That was followed by a series of age groups in descending order. It took until April for everyone 16 and older to become eligible for a shot.
But by mid-spring, demand began to plateau, and the supply increased as J&J vaccines hit the market and Pfizer and Modera cranked out more doses.
Almost overnight, Indiana health officials had to shift their strategy from asking people to wait their turn to begging holdouts to get a shot. They increased the number of drive-through sites, many at county fairgrounds or at summer festivals. They sent out mobile units to parts of the state with low compliance.
By summer, local hospitals, including Indiana University Health, Community Health Network and Eskenazi Health, began mandating vaccines for their employees. They were soon joined by a raft of large organizations, including Indiana University, Eli Lilly and Co. and Roche Diagnostics.
As the deadlines approached to get fully vaccinated, most organizations reported high compliance. Even so, it meant that some, like IU Health, began parting ways with hundreds of workers.
By Christmas, nearly 63% of adult Hoosiers had been vaccinated, with 36% of adults having received a booster shot.
But among all Hoosiers eligible (including children 5 years and older), only about 52% of the state’s population over the age of 5 had been fully vaccinated.
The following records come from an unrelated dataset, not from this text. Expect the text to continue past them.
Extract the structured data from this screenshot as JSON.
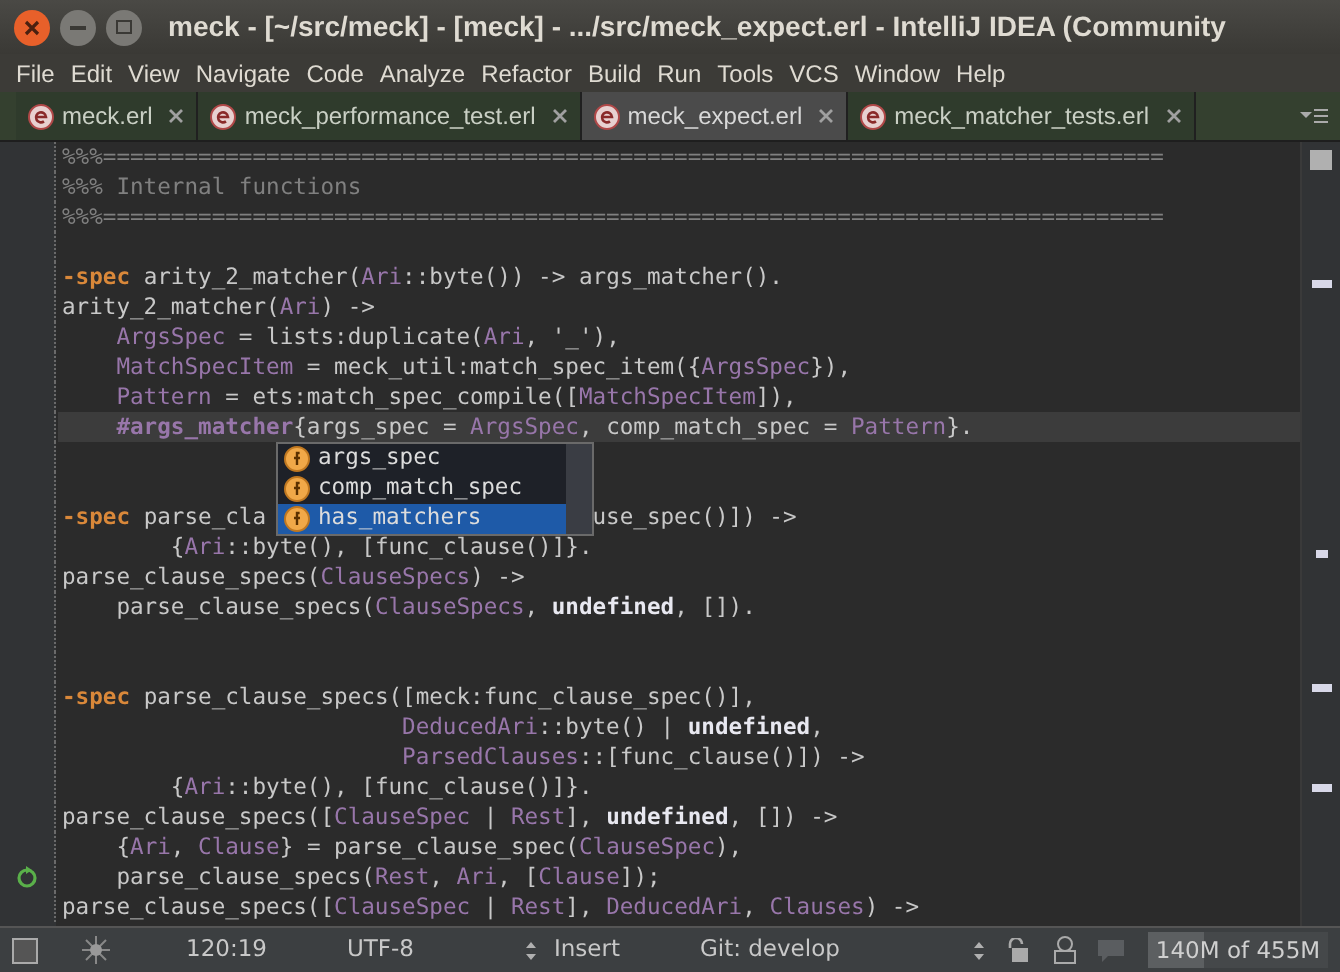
{
  "window": {
    "title": "meck - [~/src/meck] - [meck] - .../src/meck_expect.erl - IntelliJ IDEA (Community"
  },
  "menu": [
    "File",
    "Edit",
    "View",
    "Navigate",
    "Code",
    "Analyze",
    "Refactor",
    "Build",
    "Run",
    "Tools",
    "VCS",
    "Window",
    "Help"
  ],
  "tabs": [
    {
      "label": "meck.erl",
      "selected": false
    },
    {
      "label": "meck_performance_test.erl",
      "selected": false
    },
    {
      "label": "meck_expect.erl",
      "selected": true
    },
    {
      "label": "meck_matcher_tests.erl",
      "selected": false
    }
  ],
  "editor": {
    "lines": [
      {
        "current": false,
        "recursive": false,
        "parts": [
          [
            {
              "kind": "comment",
              "text": "%%%=============================================================================="
            }
          ]
        ]
      },
      {
        "current": false,
        "recursive": false,
        "parts": [
          [
            {
              "kind": "comment",
              "text": "%%% Internal functions"
            }
          ]
        ]
      },
      {
        "current": false,
        "recursive": false,
        "parts": [
          [
            {
              "kind": "comment",
              "text": "%%%=============================================================================="
            }
          ]
        ]
      },
      {
        "current": false,
        "recursive": false
      },
      {
        "current": false,
        "recursive": false,
        "parts": [
          [
            {
              "kind": "keyword",
              "text": "-spec"
            },
            {
              "kind": "plain",
              "text": " arity_2_matcher("
            },
            {
              "kind": "var",
              "text": "Ari"
            },
            {
              "kind": "plain",
              "text": "::byte()) -> args_matcher()."
            }
          ]
        ]
      },
      {
        "current": false,
        "recursive": false,
        "parts": [
          [
            {
              "kind": "plain",
              "text": "arity_2_matcher("
            },
            {
              "kind": "var",
              "text": "Ari"
            },
            {
              "kind": "plain",
              "text": ") ->"
            }
          ]
        ]
      },
      {
        "current": false,
        "recursive": false,
        "parts": [
          [
            {
              "kind": "var",
              "text": "    ArgsSpec"
            },
            {
              "kind": "plain",
              "text": " = lists:duplicate("
            },
            {
              "kind": "var",
              "text": "Ari"
            },
            {
              "kind": "plain",
              "text": ", '_'),"
            }
          ]
        ]
      },
      {
        "current": false,
        "recursive": false,
        "parts": [
          [
            {
              "kind": "var",
              "text": "    MatchSpecItem"
            },
            {
              "kind": "plain",
              "text": " = meck_util:match_spec_item({"
            },
            {
              "kind": "var",
              "text": "ArgsSpec"
            },
            {
              "kind": "plain",
              "text": "}),"
            }
          ]
        ]
      },
      {
        "current": false,
        "recursive": false,
        "parts": [
          [
            {
              "kind": "var",
              "text": "    Pattern"
            },
            {
              "kind": "plain",
              "text": " = ets:match_spec_compile(["
            },
            {
              "kind": "var",
              "text": "MatchSpecItem"
            },
            {
              "kind": "plain",
              "text": "]),"
            }
          ]
        ]
      },
      {
        "current": true,
        "recursive": false,
        "parts": [
          [
            {
              "kind": "record",
              "text": "    #args_matcher"
            },
            {
              "kind": "plain",
              "text": "{args_spec = "
            },
            {
              "kind": "var",
              "text": "ArgsSpec"
            },
            {
              "kind": "plain",
              "text": ", comp_match_spec = "
            },
            {
              "kind": "var",
              "text": "Pattern"
            },
            {
              "kind": "plain",
              "text": "}."
            }
          ]
        ]
      },
      {
        "current": false,
        "recursive": false
      },
      {
        "current": false,
        "recursive": false
      },
      {
        "current": false,
        "recursive": false,
        "parts": [
          [
            {
              "kind": "keyword",
              "text": "-spec"
            },
            {
              "kind": "plain",
              "text": " parse_cla"
            }
          ],
          [
            {
              "kind": "plain",
              "text": "use_spec()]) ->"
            }
          ]
        ]
      },
      {
        "current": false,
        "recursive": false,
        "parts": [
          [
            {
              "kind": "plain",
              "text": "        {"
            },
            {
              "kind": "var",
              "text": "Ari"
            },
            {
              "kind": "plain",
              "text": "::byte(), [func_clause()]}."
            }
          ]
        ]
      },
      {
        "current": false,
        "recursive": false,
        "parts": [
          [
            {
              "kind": "plain",
              "text": "parse_clause_specs("
            },
            {
              "kind": "var",
              "text": "ClauseSpecs"
            },
            {
              "kind": "plain",
              "text": ") ->"
            }
          ]
        ]
      },
      {
        "current": false,
        "recursive": false,
        "parts": [
          [
            {
              "kind": "plain",
              "text": "    parse_clause_specs("
            },
            {
              "kind": "var",
              "text": "ClauseSpecs"
            },
            {
              "kind": "plain",
              "text": ", "
            },
            {
              "kind": "bold",
              "text": "undefined"
            },
            {
              "kind": "plain",
              "text": ", [])."
            }
          ]
        ]
      },
      {
        "current": false,
        "recursive": false
      },
      {
        "current": false,
        "recursive": false
      },
      {
        "current": false,
        "recursive": false,
        "parts": [
          [
            {
              "kind": "keyword",
              "text": "-spec"
            },
            {
              "kind": "plain",
              "text": " parse_clause_specs([meck:func_clause_spec()],"
            }
          ]
        ]
      },
      {
        "current": false,
        "recursive": false,
        "parts": [
          [
            {
              "kind": "var",
              "text": "                         DeducedAri"
            },
            {
              "kind": "plain",
              "text": "::byte() | "
            },
            {
              "kind": "bold",
              "text": "undefined"
            },
            {
              "kind": "plain",
              "text": ","
            }
          ]
        ]
      },
      {
        "current": false,
        "recursive": false,
        "parts": [
          [
            {
              "kind": "var",
              "text": "                         ParsedClauses"
            },
            {
              "kind": "plain",
              "text": "::[func_clause()]) ->"
            }
          ]
        ]
      },
      {
        "current": false,
        "recursive": false,
        "parts": [
          [
            {
              "kind": "plain",
              "text": "        {"
            },
            {
              "kind": "var",
              "text": "Ari"
            },
            {
              "kind": "plain",
              "text": "::byte(), [func_clause()]}."
            }
          ]
        ]
      },
      {
        "current": false,
        "recursive": false,
        "parts": [
          [
            {
              "kind": "plain",
              "text": "parse_clause_specs(["
            },
            {
              "kind": "var",
              "text": "ClauseSpec"
            },
            {
              "kind": "plain",
              "text": " | "
            },
            {
              "kind": "var",
              "text": "Rest"
            },
            {
              "kind": "plain",
              "text": "], "
            },
            {
              "kind": "bold",
              "text": "undefined"
            },
            {
              "kind": "plain",
              "text": ", []) ->"
            }
          ]
        ]
      },
      {
        "current": false,
        "recursive": false,
        "parts": [
          [
            {
              "kind": "plain",
              "text": "    {"
            },
            {
              "kind": "var",
              "text": "Ari"
            },
            {
              "kind": "plain",
              "text": ", "
            },
            {
              "kind": "var",
              "text": "Clause"
            },
            {
              "kind": "plain",
              "text": "} = parse_clause_spec("
            },
            {
              "kind": "var",
              "text": "ClauseSpec"
            },
            {
              "kind": "plain",
              "text": "),"
            }
          ]
        ]
      },
      {
        "current": false,
        "recursive": true,
        "parts": [
          [
            {
              "kind": "plain",
              "text": "    parse_clause_specs("
            },
            {
              "kind": "var",
              "text": "Rest"
            },
            {
              "kind": "plain",
              "text": ", "
            },
            {
              "kind": "var",
              "text": "Ari"
            },
            {
              "kind": "plain",
              "text": ", ["
            },
            {
              "kind": "var",
              "text": "Clause"
            },
            {
              "kind": "plain",
              "text": "]);"
            }
          ]
        ]
      },
      {
        "current": false,
        "recursive": false,
        "parts": [
          [
            {
              "kind": "plain",
              "text": "parse_clause_specs(["
            },
            {
              "kind": "var",
              "text": "ClauseSpec"
            },
            {
              "kind": "plain",
              "text": " | "
            },
            {
              "kind": "var",
              "text": "Rest"
            },
            {
              "kind": "plain",
              "text": "], "
            },
            {
              "kind": "var",
              "text": "DeducedAri"
            },
            {
              "kind": "plain",
              "text": ", "
            },
            {
              "kind": "var",
              "text": "Clauses"
            },
            {
              "kind": "plain",
              "text": ") ->"
            }
          ]
        ]
      }
    ],
    "completion": [
      {
        "label": "args_spec",
        "selected": false
      },
      {
        "label": "comp_match_spec",
        "selected": false
      },
      {
        "label": "has_matchers",
        "selected": true
      }
    ]
  },
  "status_bar": {
    "position": "120:19",
    "encoding": "UTF-8",
    "mode": "Insert",
    "vcs": "Git: develop",
    "memory": {
      "text": "140M of 455M",
      "level": 0.31
    }
  }
}
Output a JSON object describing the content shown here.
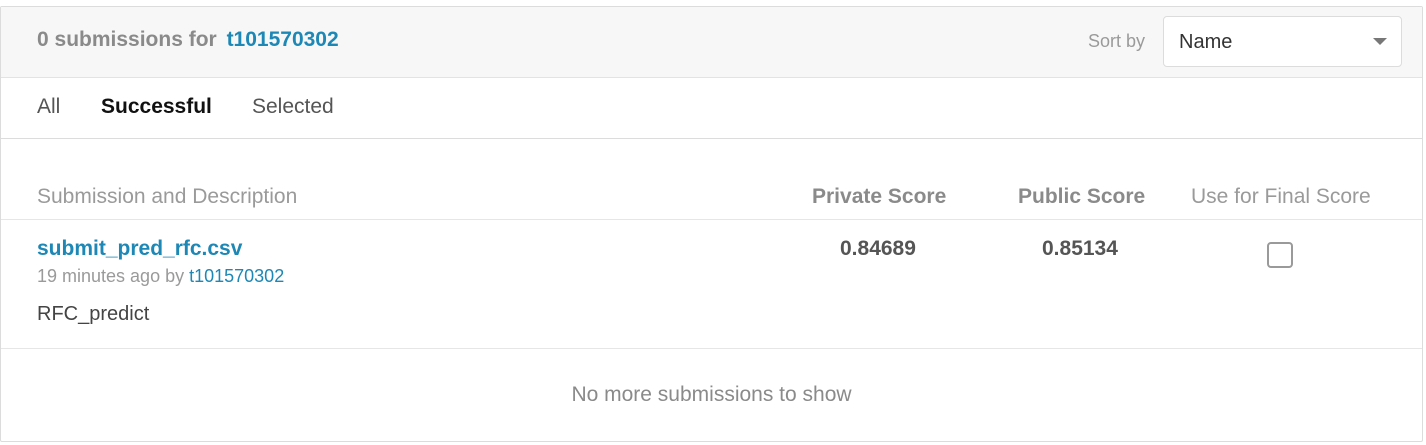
{
  "header": {
    "count_text": "0 submissions for",
    "username": "t101570302",
    "sort_label": "Sort by",
    "sort_value": "Name"
  },
  "tabs": [
    {
      "label": "All",
      "active": false
    },
    {
      "label": "Successful",
      "active": true
    },
    {
      "label": "Selected",
      "active": false
    }
  ],
  "table": {
    "columns": {
      "submission": "Submission and Description",
      "private": "Private Score",
      "public": "Public Score",
      "final": "Use for Final Score"
    },
    "rows": [
      {
        "file": "submit_pred_rfc.csv",
        "time": "19 minutes ago by",
        "user": "t101570302",
        "description": "RFC_predict",
        "private_score": "0.84689",
        "public_score": "0.85134",
        "use_for_final": false
      }
    ]
  },
  "footer": {
    "message": "No more submissions to show"
  },
  "colors": {
    "link": "#1d87b5",
    "header_bg": "#f7f7f7",
    "muted_text": "#8a8a8a"
  }
}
That put Indiana near the bottom of the pack: 41st among all states for the percentage of population fully vaccinated, according to the CDC’s data tracker.
Check out more year-in-review stories from 2021.